PETALING JAYA: IHH Healthcare Bhd is believed to be looking at acquiring an 11.5% associate stake in Bangkok Dusit Medical Services Pcl (BDMS), the largest hospital operator listed on the Stock Exchange of Thailand, to gain a foothold in Thailand, sources said.

It is understood that the acquisition could be funded by a combination of cash and issuance of new shares.

The 11.5% stake in BDMS has a market value of 30.64 billion baht (RM3.27bil) based on the last closing price of the company’s shares at 17.20 baht.

IHH has a market capitalisation of RM39.26bil on Bursa Malaysia while it is valued at S$15bil (RM39.72bil) on the Singapore stock exchange.

The acquistion will be funded internally and externally, the quantum of which will be determined later by the company.

“IHH has been wanting to gain an entry into Thailand and this move would give it an instantaneous exposure to the country. Acquisition of an entire stake can take longer and will be more tedious in regulatory terms,” the source said.

“The IHH brand name is well recognised, especially since its successful IPO (initial public offering), and this acquisition will help it solidify its presence in Asia,” he added.

Analysts said that the acquisition made sense as the baht had been strenghtening in the past year against the ringgit and Singapore dollar.

“The healthcare sector excels on both fronts of being defensive in nature as earnings are backed by a growing exposure to insurance-based clients, and they can be viewed as growth companies as well,” said MIDF Research healthcare analyst Ahmad Annuar Rahman.

The purchase of the Thai asset could be a catalyst for the stock moving forward, he added.

The acquisition into BDMS will be the second associate stake buy for IHH after its 10.85% interest in India-based Apollo Hospital Enterprise Ltd.

At present share prices, BDMS is valued at a forecast FY14 ended Dec 31 price/earnings ratio of 36.52 times and price-to-book ratio of 5.82 times, according to Bloomberg data.

IHH was last traded at a forecast FY14 ended Dec 31 price/earnings ratio of 51.06 times and a price-to-book ratio of 2.07 times.

BDMS operates six major hospital groups in Thailand – Bangkok Hospitals, Samitivej Hospitals, BNH Hospital Phyathai Hospital, Paolo Memorial Hospital and the Royal Hospitals with a total of 29 hospitals – and two in Cambodia with a bed count of almost 5,000.

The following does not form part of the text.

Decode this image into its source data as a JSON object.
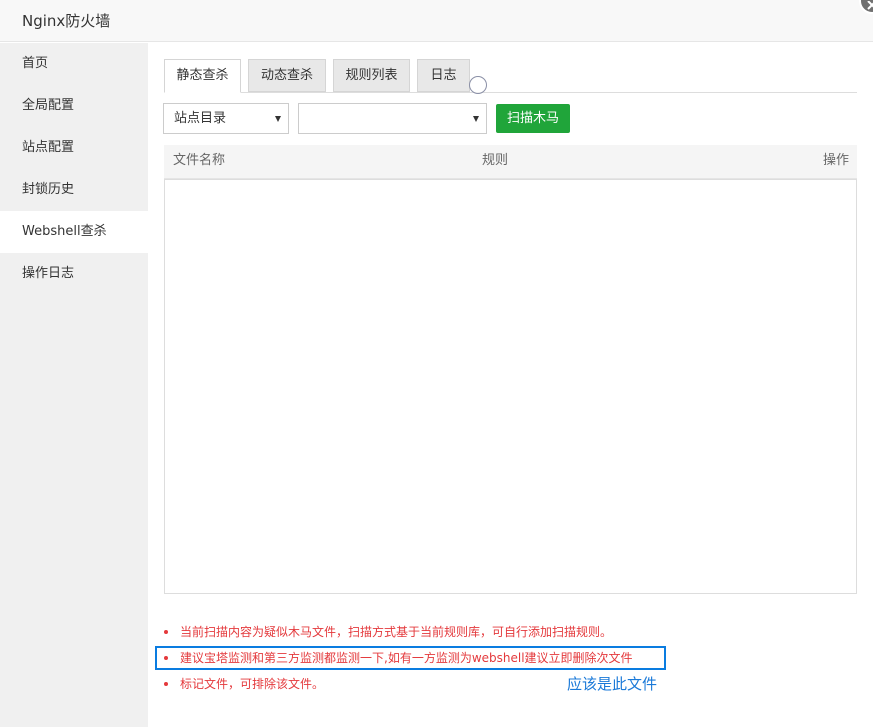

A presence in BDMS would also ease targeting of medical tourism dollars from the north Asean region for IHH indirectly, given the bigger similarity of country cultures of Cambodia, Laos, Myanmar and Vietnam to Thailand.